Of all the many musicals Fred Astaire was in, the very best for my money is one of his last; he appeared in only four others afterward. And it’s among the most delightful, witty and charming in the genre’s history—Vincente Minnelli’s comic 1953 ode to show biz, THE BAND WAGON (available on DVD). The title is a tip of the hat to one of Astaire’s first successes, the 1931 Broadway show he did with his sister Adele; but only the name was borrowed since the movie is a totally new creation conceived and written by that hip and unpretentious, brilliantly inventive team of musical comedy wizards, Betty Comden and Adolph Green (Singin’ in the Rain, On the Town, Bells Are Ringing, etc.).
The premise alone played so cleverly into Astaire’s image at the time: A movie-star hoofer is washed up in pictures and thus comes to New York to give Broadway a shot at revitalizing his career. The purposely exaggerated biographical context continues by having Nanette Fabray and Oscar Levant play (with great verve) a most likable pair of musical book-writers modeled, naturally, on Ms. Comden and Mr. Green themselves.

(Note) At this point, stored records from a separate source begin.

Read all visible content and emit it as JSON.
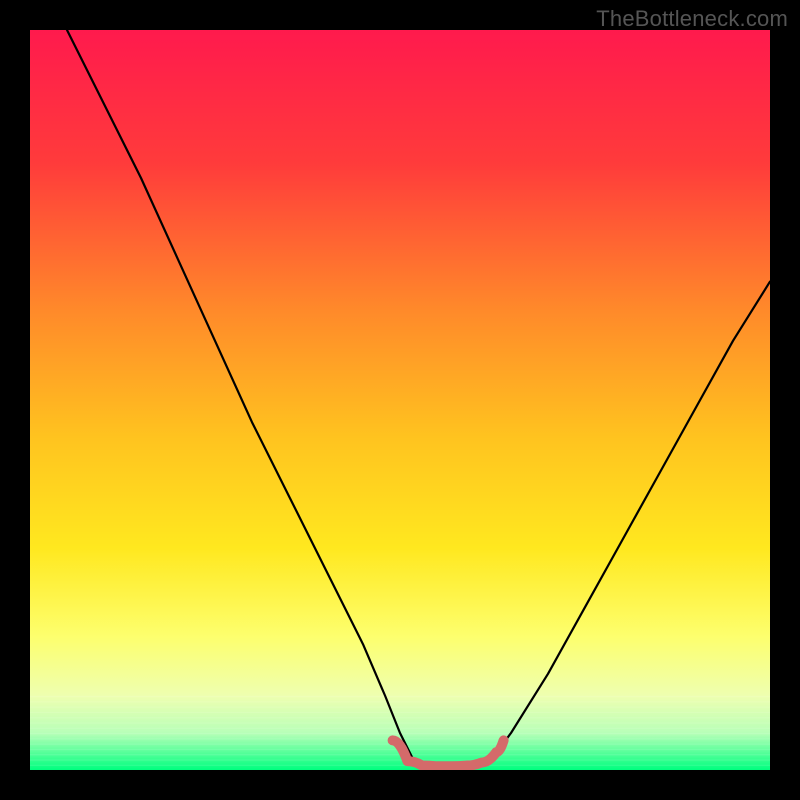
{
  "watermark": "TheBottleneck.com",
  "chart_data": {
    "type": "line",
    "title": "",
    "xlabel": "",
    "ylabel": "",
    "xlim": [
      0,
      100
    ],
    "ylim": [
      0,
      100
    ],
    "gradient_stops": [
      {
        "offset": 0,
        "color": "#ff1a4d"
      },
      {
        "offset": 18,
        "color": "#ff3b3b"
      },
      {
        "offset": 38,
        "color": "#ff8a2a"
      },
      {
        "offset": 55,
        "color": "#ffc31f"
      },
      {
        "offset": 70,
        "color": "#ffe81f"
      },
      {
        "offset": 82,
        "color": "#fdff6e"
      },
      {
        "offset": 90,
        "color": "#eeffb0"
      },
      {
        "offset": 95,
        "color": "#b8ffb8"
      },
      {
        "offset": 100,
        "color": "#00ff7f"
      }
    ],
    "series": [
      {
        "name": "bottleneck-curve-left",
        "stroke": "#000000",
        "x": [
          5,
          10,
          15,
          20,
          25,
          30,
          35,
          40,
          45,
          48,
          50,
          52
        ],
        "y": [
          100,
          90,
          80,
          69,
          58,
          47,
          37,
          27,
          17,
          10,
          5,
          1
        ]
      },
      {
        "name": "bottleneck-curve-right",
        "stroke": "#000000",
        "x": [
          62,
          65,
          70,
          75,
          80,
          85,
          90,
          95,
          100
        ],
        "y": [
          1,
          5,
          13,
          22,
          31,
          40,
          49,
          58,
          66
        ]
      },
      {
        "name": "flat-bottom-highlight",
        "stroke": "#d46a6a",
        "x": [
          49,
          51,
          53,
          55,
          57,
          59,
          61,
          63,
          64
        ],
        "y": [
          4,
          1.2,
          0.6,
          0.5,
          0.5,
          0.6,
          1.0,
          2.4,
          4
        ]
      }
    ]
  }
}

All this gives the film a persuasive sense of reality that reverberates throughout and makes everything feel true: The snob rivalry between Hollywood star and Broadway dance diva (Cyd Charisse at her long-legged best) inevitably developing into romance through an intoxicating pas de deux in Central Park at night (yes, at night, this being nearly 60 years ago) to the lush strains of the original “Dancing in the Dark” (not the Bruce Springsteen rock hit).
Or there’s the good-humored parody of an Orson Wellesian genius director-producer-star of classical drama condescending to take a portentous (and hilariously pretentious) stab at doing a musical. This role is played by one of the most popular stars of British stage and screen musicals, Jack Buchanan, who unfortunately was little seen in American movies, with the one glorious earlier exception of Ernst Lubitsch’s innovative 1930 musical comedy masterwork, Monte Carlo, co-starring Jeanette MacDonald (also available on DVD). Since Buchanan died only four years after The Band Wagon, it serves as his memorably ingratiating swan’s song.
The picture gets off to a quick start (and never really flags for a moment) with two fabulous Astaire solo numbers: First, he arrives at Grand Central, where the press is waiting to welcome not him, as it turns out, but Ava Gardner (who does a cameo as herself, looking incredible), and so Fred walks sadly along the deserted platform singing, “I’ll go my way/ By Myself,” just one of a dozen warmly familiar standards by Howard Dietz and Arthur Schwartz; next, he’s strolling along 42nd Street and decides to cheer himself up by getting a shoeshine, which leads to a smashing song-and-dance routine because, “When there’s A Shine on Your Shoes/ There’s a melody in your heart.” If you’re not hooked by then, just forget musicals.
The dances are all choreographed by the sublimely boisterous Michael Kidd, with a climactic satirical “Girl Hunt” ballet that both imitates and kids the Gene Kelly musicals of the period and at the same time spoofs the then-popular raunchy Mickey Spillane detective sagas, with Fred’s voice narrating in mock tough-guy style. Along the way, there are such show-stoppers as Astaire, Buchanan and Fabray dressed as terrible infants singing “Triplets”; Astaire cheering up a depressed cast party with “I Love Luisa”; and, of course, Fred, Jack, Oscar and Nanette doing the rollicking, inspired show-biz anthem, “That’s Entertainment!” Minnelli keeps it all going with infectious energy and grace in what is, I think, along with An American in Paris (1951 Oscar-winner for Best Picture), his finest musical, and therefore certainly high among the best and most entertaining ever made.